- Opening Delimiter -

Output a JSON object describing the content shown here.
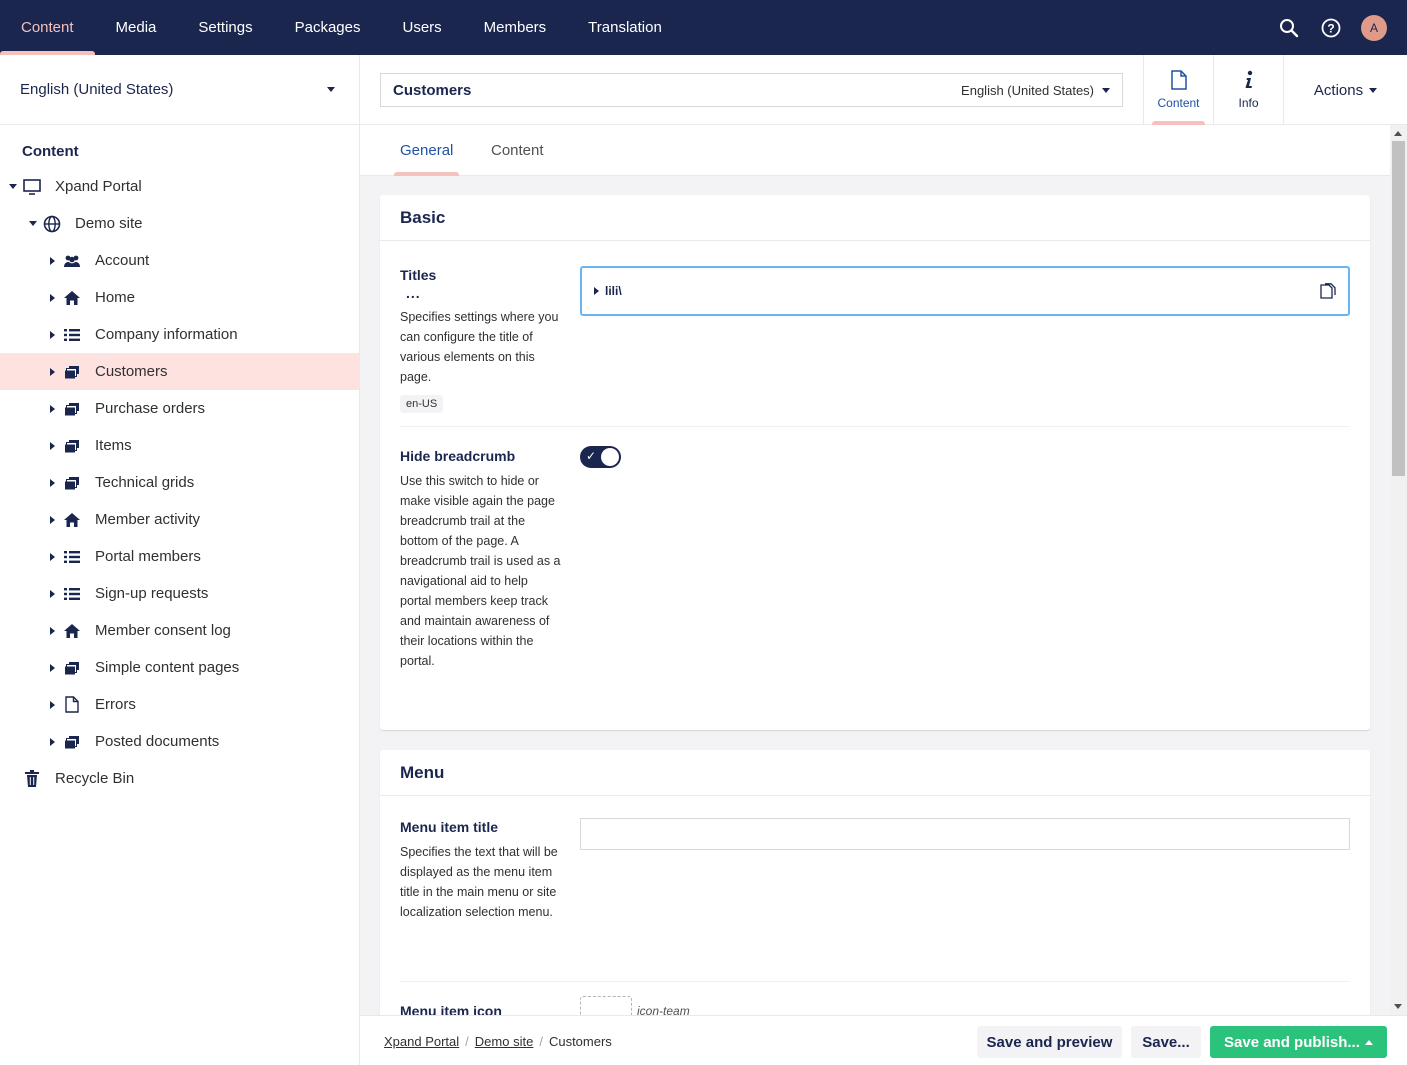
{
  "topnav": {
    "sections": [
      "Content",
      "Media",
      "Settings",
      "Packages",
      "Users",
      "Members",
      "Translation"
    ],
    "active_index": 0,
    "avatar_initial": "A",
    "icons": [
      "search-icon",
      "help-icon"
    ]
  },
  "tree": {
    "language": "English (United States)",
    "title": "Content",
    "root": "Xpand Portal",
    "site": "Demo site",
    "items": [
      {
        "label": "Account",
        "icon": "users-icon"
      },
      {
        "label": "Home",
        "icon": "home-icon"
      },
      {
        "label": "Company information",
        "icon": "list-icon"
      },
      {
        "label": "Customers",
        "icon": "documents-icon"
      },
      {
        "label": "Purchase orders",
        "icon": "documents-icon"
      },
      {
        "label": "Items",
        "icon": "documents-icon"
      },
      {
        "label": "Technical grids",
        "icon": "documents-icon"
      },
      {
        "label": "Member activity",
        "icon": "home-icon"
      },
      {
        "label": "Portal members",
        "icon": "list-icon"
      },
      {
        "label": "Sign-up requests",
        "icon": "list-icon"
      },
      {
        "label": "Member consent log",
        "icon": "home-icon"
      },
      {
        "label": "Simple content pages",
        "icon": "documents-icon"
      },
      {
        "label": "Errors",
        "icon": "document-icon"
      },
      {
        "label": "Posted documents",
        "icon": "documents-icon"
      }
    ],
    "selected_index": 3,
    "recycle_bin": "Recycle Bin"
  },
  "header": {
    "node_name": "Customers",
    "culture": "English (United States)",
    "apps": [
      "Content",
      "Info"
    ],
    "actions_label": "Actions"
  },
  "subtabs": [
    "General",
    "Content"
  ],
  "basic": {
    "title": "Basic",
    "titles_label": "Titles",
    "titles_dots": "...",
    "titles_desc": "Specifies settings where you can configure the title of various elements on this page.",
    "culture_tag": "en-US",
    "titles_value": "lili\\",
    "hide_label": "Hide breadcrumb",
    "hide_desc": "Use this switch to hide or make visible again the page breadcrumb trail at the bottom of the page. A breadcrumb trail is used as a navigational aid to help portal members keep track and maintain awareness of their locations within the portal.",
    "hide_value": true
  },
  "menu": {
    "title": "Menu",
    "item_title_label": "Menu item title",
    "item_title_desc": "Specifies the text that will be displayed as the menu item title in the main menu or site localization selection menu.",
    "item_title_value": "",
    "item_icon_label": "Menu item icon",
    "item_icon_value": "icon-team"
  },
  "footer": {
    "breadcrumb": [
      "Xpand Portal",
      "Demo site",
      "Customers"
    ],
    "save_preview": "Save and preview",
    "save": "Save...",
    "save_publish": "Save and publish..."
  },
  "colors": {
    "nav_bg": "#1b264f",
    "accent_pink": "#f5c1bc",
    "selected_bg": "#fde2e0",
    "publish_green": "#2bc37c",
    "focus_blue": "#6ab4f0"
  }
}
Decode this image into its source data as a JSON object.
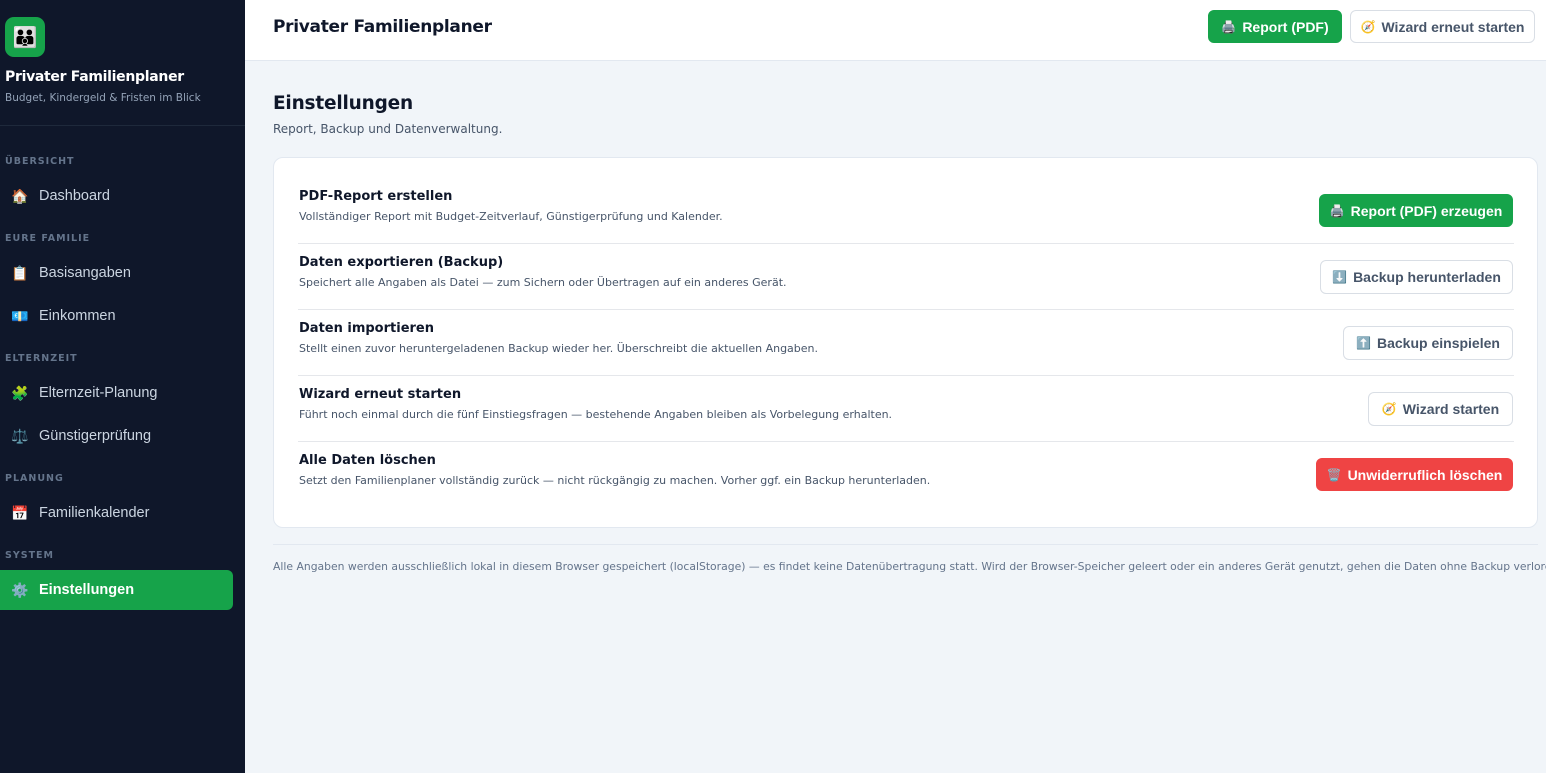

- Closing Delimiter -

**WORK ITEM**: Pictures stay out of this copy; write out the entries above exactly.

**REPLY**:
Output a JSON object describing the content shown here.
{
  "topnav": {
    "sections": [
      "Content",
      "Media",
      "Settings",
      "Packages",
      "Users",
      "Members",
      "Translation"
    ],
    "active_index": 0,
    "avatar_initial": "A",
    "icons": [
      "search-icon",
      "help-icon"
    ]
  },
  "tree": {
    "language": "English (United States)",
    "title": "Content",
    "root": "Xpand Portal",
    "site": "Demo site",
    "items": [
      {
        "label": "Account",
        "icon": "users-icon"
      },
      {
        "label": "Home",
        "icon": "home-icon"
      },
      {
        "label": "Company information",
        "icon": "list-icon"
      },
      {
        "label": "Customers",
        "icon": "documents-icon"
      },
      {
        "label": "Purchase orders",
        "icon": "documents-icon"
      },
      {
        "label": "Items",
        "icon": "documents-icon"
      },
      {
        "label": "Technical grids",
        "icon": "documents-icon"
      },
      {
        "label": "Member activity",
        "icon": "home-icon"
      },
      {
        "label": "Portal members",
        "icon": "list-icon"
      },
      {
        "label": "Sign-up requests",
        "icon": "list-icon"
      },
      {
        "label": "Member consent log",
        "icon": "home-icon"
      },
      {
        "label": "Simple content pages",
        "icon": "documents-icon"
      },
      {
        "label": "Errors",
        "icon": "document-icon"
      },
      {
        "label": "Posted documents",
        "icon": "documents-icon"
      }
    ],
    "selected_index": 3,
    "recycle_bin": "Recycle Bin"
  },
  "header": {
    "node_name": "Customers",
    "culture": "English (United States)",
    "apps": [
      "Content",
      "Info"
    ],
    "actions_label": "Actions"
  },
  "subtabs": [
    "General",
    "Content"
  ],
  "basic": {
    "title": "Basic",
    "titles_label": "Titles",
    "titles_dots": "...",
    "titles_desc": "Specifies settings where you can configure the title of various elements on this page.",
    "culture_tag": "en-US",
    "titles_value": "lili\\",
    "hide_label": "Hide breadcrumb",
    "hide_desc": "Use this switch to hide or make visible again the page breadcrumb trail at the bottom of the page. A breadcrumb trail is used as a navigational aid to help portal members keep track and maintain awareness of their locations within the portal.",
    "hide_value": true
  },
  "menu": {
    "title": "Menu",
    "item_title_label": "Menu item title",
    "item_title_desc": "Specifies the text that will be displayed as the menu item title in the main menu or site localization selection menu.",
    "item_title_value": "",
    "item_icon_label": "Menu item icon",
    "item_icon_value": "icon-team"
  },
  "footer": {
    "breadcrumb": [
      "Xpand Portal",
      "Demo site",
      "Customers"
    ],
    "save_preview": "Save and preview",
    "save": "Save...",
    "save_publish": "Save and publish..."
  },
  "colors": {
    "nav_bg": "#1b264f",
    "accent_pink": "#f5c1bc",
    "selected_bg": "#fde2e0",
    "publish_green": "#2bc37c",
    "focus_blue": "#6ab4f0"
  }
}
Decode this image into its source data as a JSON object.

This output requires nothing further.